We’re fortunate that Nathan Glyde has generously offered to lead our daily meditation sessions for Europe and the UK. To find out more about Nathan, and to view his other contributions to Sangha Live, click here.
Practicing mindfulness together with the four Divine Abidings (loving kindness, compassion, joy and equanimity), we develop our ability to bring relief to even the most challenging moments of our lives. We begin by strengthening our habit to increase our mindfulness as stress increases and then apply the Divine Abiding that is most appropriate for a…
Dharma teachings importantly emphasise suffering, compassion, renunciation, desire, non-reactivity, peacefulness. All these are potent themes, yet ones which can make our practice feel overly heavy, unnecessarily serious, maybe even uptight! Dharma practice equally points us towards a playful nature, light-heartedness and ease, delight and the capacity to really enjoy life. Especially when we can get…

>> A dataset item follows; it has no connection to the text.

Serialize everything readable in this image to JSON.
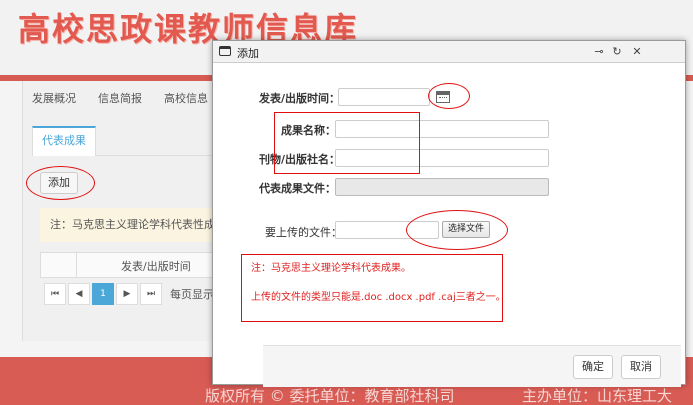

This week’s topic is The Freedom of an Unassuming Mind.
The Buddha used the image of a tangled and knotted thread to represent the complex roots of human suffering and distress. It takes sensitivity, persistence, and care to disentangle the tangle of ‘dukkha’. A tricky part of this is that our assumptions about the world radically shape the way the world appears, while remaining quite hidden to us. Fortunately, wisdom teachings and practices bring assumptions into view and support the untying of these unseen knots, opening us into a wide and free existence.
Daily meditations with Martin Aylward.
So many of us struggle with self-hatred and self-judgment. Self-compassion is so deeply needed in these times, and brings together mindfulness, loving kindness practices, and a recognition of our shared humanity. This session explores the cultivation of this core set of practices.
Sometimes as much as we want to help, we feel stuck. When we see children suffering and grandmothers crying in Ukraine, our hearts break, but the enormity of suffering feels like more than we can bear. How can we meet this wall, especially when our own personal resources are low? In this talk, I’ll teach…
Yes, the Buddha repeatedly recommended that each of us contemplate our own aging, illness and death. But what gap do you feel between an abstract contemplation and the actuality of this fragile and limited life? With death rolling in like a mountain, quickly and from all sides, do you feel any samvega, or sense of…